Rapid response: how to deal with a farm accident
Published 15/06/2016 | 02:30
Knowing what to do when confronted with a serious farm accident can be the difference between life and death. Farmers at a safety training day in Kerry last week were given brief introductions to the key things that everybody working on a farm should be able to do.
"The first thing is to ring the emergency services immediately," Donal Crowley of the National Ambulance Service, pictured below, told farmers at the information day in Currans in Kerry last week.
"Some people think they should ring family and neighbours first, but in a critical situation, every minute counts," said the paramedic.
In Kerry, the average time for an ambulance to get to the scene of a farm accident is 12-18 minutes. "Give your location and explain what has happened, bearing in mind that the person you are speaking to may have no idea what a PTO is, or what you mean by a (loader) bucket," said Mr Crowley.
"Once the facts have been established, the emergency services personnel will often be able to instruct a person on what to do across the phone."
In the case of a heart attack, this would involve administering CPR, which these days is "all about compression" according to Mr Crowley.
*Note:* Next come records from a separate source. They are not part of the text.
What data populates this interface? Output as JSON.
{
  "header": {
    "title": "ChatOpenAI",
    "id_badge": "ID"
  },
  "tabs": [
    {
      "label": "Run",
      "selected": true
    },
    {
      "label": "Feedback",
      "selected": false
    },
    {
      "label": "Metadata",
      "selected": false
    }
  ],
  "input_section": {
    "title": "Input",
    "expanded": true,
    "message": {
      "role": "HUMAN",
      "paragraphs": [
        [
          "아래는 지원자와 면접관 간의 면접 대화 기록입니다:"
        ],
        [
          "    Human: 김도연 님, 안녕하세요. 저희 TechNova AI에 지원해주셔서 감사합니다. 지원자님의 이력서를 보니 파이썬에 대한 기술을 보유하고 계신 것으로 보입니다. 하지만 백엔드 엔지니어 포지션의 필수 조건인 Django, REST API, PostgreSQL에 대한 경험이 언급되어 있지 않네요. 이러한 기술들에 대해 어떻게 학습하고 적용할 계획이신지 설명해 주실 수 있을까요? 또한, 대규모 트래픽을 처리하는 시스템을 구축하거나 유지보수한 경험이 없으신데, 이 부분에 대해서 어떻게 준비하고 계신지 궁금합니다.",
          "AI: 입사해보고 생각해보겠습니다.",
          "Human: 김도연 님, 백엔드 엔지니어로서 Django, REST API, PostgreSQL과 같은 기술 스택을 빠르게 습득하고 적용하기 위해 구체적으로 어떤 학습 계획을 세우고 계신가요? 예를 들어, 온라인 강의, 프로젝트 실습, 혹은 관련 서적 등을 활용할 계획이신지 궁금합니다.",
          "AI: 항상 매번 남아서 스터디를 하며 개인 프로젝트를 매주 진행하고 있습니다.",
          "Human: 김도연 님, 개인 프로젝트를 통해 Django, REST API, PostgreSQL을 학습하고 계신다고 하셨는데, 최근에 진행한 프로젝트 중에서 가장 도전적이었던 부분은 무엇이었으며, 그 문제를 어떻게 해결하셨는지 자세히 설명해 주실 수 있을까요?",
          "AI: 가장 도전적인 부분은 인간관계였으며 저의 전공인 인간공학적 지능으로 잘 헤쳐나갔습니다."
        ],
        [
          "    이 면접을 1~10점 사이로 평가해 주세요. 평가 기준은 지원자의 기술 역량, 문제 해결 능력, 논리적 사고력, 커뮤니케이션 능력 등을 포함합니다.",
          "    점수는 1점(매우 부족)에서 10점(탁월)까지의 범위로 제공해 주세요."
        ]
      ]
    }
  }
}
"Keeping the blood pressure up by doing 120 chest compressions per minute is vital. If you can give rescue breaths (mouth to mouth) by pinching the nose and inflating the lungs twice every 15 seconds, it's a bonus," said Mr Crowley.
Deep cuts is the other incident that can be helped until the ambulance arrives. "If an artery is cut, the blood will be really pumping out, and a real bright red in colour. This is a serious situation, and the key is to plug the hole so pressure should be kept on the wound at all times. Kneel on the wound if you must to keep the pressure up.
"Use a rag or something you're wearing to cover the wound. Don't worry if it's dirty. Any infection that it causes can be dealt with by the hospital, but it could be too late if the victim loses too much blood. A typical male will only have about five litres of blood in their bodies," said Mr Crowley.
"Don't change the cloth if it becomes saturated - that will help the blood clot. Instead, try wrapping another piece of clothing around it.
"The older the person is, the sooner they will go into shock from the loss of blood, so get them seated or lying down. They might start talking funny at this stage, asking you who you are - this is normal.
"Try to keep as much blood flowing around the heart as possible, so elevate the limbs, especially if one of them is cut.
"They may be getting cold from the loss of blood, so try to cover them up as much as possible," said Mr Crowley.